To view the stars, you should have a clear and dark sky. To maximize the stars’ sharpness in the photo, try to stay as distant from cities. The light pollution map can be found at home. This page illustrates the best place to locate the dark skies. If you need to see the stars, there is a need for a clear sky. A site that lets you find parts near you that are clear at night forecasted.
2. Shutter speed
The rule of thumb for shutter speed in astrophotography is 10 to 30 seconds, depending on the focal length. Typically, the higher the shutter speed, the lesser the ISO used, but the shutter speed too long can blur the stars as the Earth rotates. Use 500 rules to determine the shutter speed you may use without blur stars. The rule of 500 performs by dividing 500 by focal lengths; as a result, 500/15 = 33.33.

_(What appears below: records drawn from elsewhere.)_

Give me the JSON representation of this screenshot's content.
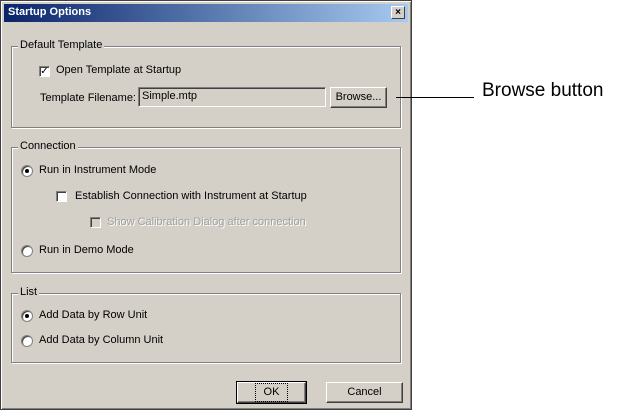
{
  "dialog": {
    "title": "Startup Options",
    "close_glyph": "×"
  },
  "default_template": {
    "legend": "Default Template",
    "open_at_startup": {
      "label": "Open Template at Startup",
      "checked": true
    },
    "filename_label": "Template Filename:",
    "filename_value": "Simple.mtp",
    "browse_label": "Browse..."
  },
  "connection": {
    "legend": "Connection",
    "instrument_mode": {
      "label": "Run in Instrument Mode",
      "selected": true
    },
    "establish_connection": {
      "label": "Establish Connection with Instrument at Startup",
      "checked": false
    },
    "show_calibration": {
      "label": "Show Calibration Dialog after connection",
      "checked": false,
      "enabled": false
    },
    "demo_mode": {
      "label": "Run in Demo Mode",
      "selected": false
    }
  },
  "list": {
    "legend": "List",
    "by_row": {
      "label": "Add Data by Row Unit",
      "selected": true
    },
    "by_column": {
      "label": "Add Data by Column Unit",
      "selected": false
    }
  },
  "buttons": {
    "ok_label": "OK",
    "cancel_label": "Cancel"
  },
  "callout": {
    "text": "Browse button"
  },
  "colors": {
    "face": "#d4d0c8",
    "title_start": "#0a246a",
    "title_end": "#a6caf0",
    "disabled_text": "#a0a0a0"
  }
}
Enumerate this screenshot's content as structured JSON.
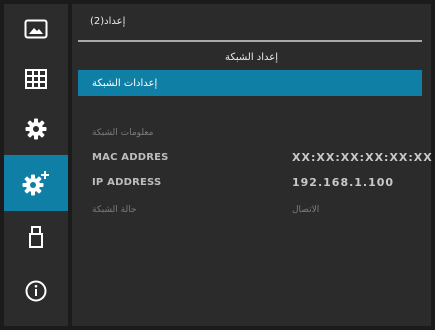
{
  "header": {
    "title": "إعداد(2)"
  },
  "section": {
    "title": "إعداد الشبكة"
  },
  "menu": {
    "selected_item": "إعدادات الشبكة"
  },
  "network_info": {
    "section_label": "معلومات الشبكة",
    "mac_label": "MAC ADDRES",
    "mac_value": "XX:XX:XX:XX:XX:XX",
    "ip_label": "IP ADDRESS",
    "ip_value": "192.168.1.100",
    "status_label": "حالة الشبكة",
    "status_value": "الاتصال"
  },
  "sidebar": {
    "items": [
      {
        "icon": "picture-icon"
      },
      {
        "icon": "grid-icon"
      },
      {
        "icon": "gear-icon"
      },
      {
        "icon": "gear-plus-icon",
        "active": true
      },
      {
        "icon": "usb-icon"
      },
      {
        "icon": "info-icon"
      }
    ]
  },
  "colors": {
    "accent": "#0f7fa6",
    "sidebar_bg": "#2c2c2c",
    "content_bg": "#2b2b2b"
  }
}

Typically, when utilizing a 15mm lens with a full-frame camera, you may use the shutter speed of about 33 seconds before you get blurry stars. When using the APSC sensor camera, multiply the lens’s focal length by 1.6. This suggests that using the 15-mm lens with the APSC camera is equivalent to using a 24mm packed frame lens. As a result, you’ll be required to just divide 500 by 24, which will give you a max exposure of 20.8 seconds before you start seeing blurry stars.
3. The aperture
You require setting the aperture as wide as possible. Immediately when the pupil of the eye opens when you walk into a dark room, try to let in as much light as possible. If the lens’s maximum aperture is f2, set the lens to f2 and then leave it. The large aperture allows a lot of light to enter the lens and, therefore, the sensor.
The ISO should be used depending on the location. In places close to towns or cities, you may get about 2000ISO, though, in darker areas, you get the most excellent results with the ISO of 5000 to 12000. In general, the image will be grainier if the ISO is higher. However, you may sometimes get more desirable results at a higher ISO because it reveals more detail in the image. Try ISO between 2000 and 12000 to see what works best.
Focusing in the dark can be extremely difficult. Fortunately, the modern cameras contain a feature known as the Live View. It shows things the camera can see on the rear screen. Typically, this is important when photographing the night sky because it lets you focus on the stars manually.
Point the camera at the star, the brightest you discover, and place it in the center of the screen. Zoom the stars on the rear screen and adjust the focus till the star is small. Another way to focus is to automatically focus on a distant subject during the day, such as a mountain. This may prevent you from losing focus and bumping the focus ring.
6. 2-second timer
You can use the remote shutter release to prevent the camera from blurring and shaking. If you do not have one, you may use the 2-second timer. The hands will not shake on the camera when you’re trying to take a picture.
The most significant step to shooting astrophotography is going out there and carrying it out. Nothing is simple, and the more time you try, the more you get it right. Also, the more you attempt fresh things in shooting, the more you will test and develop your skills. So, follow the above steps on how to shoot astrophotography, and you will be perfect.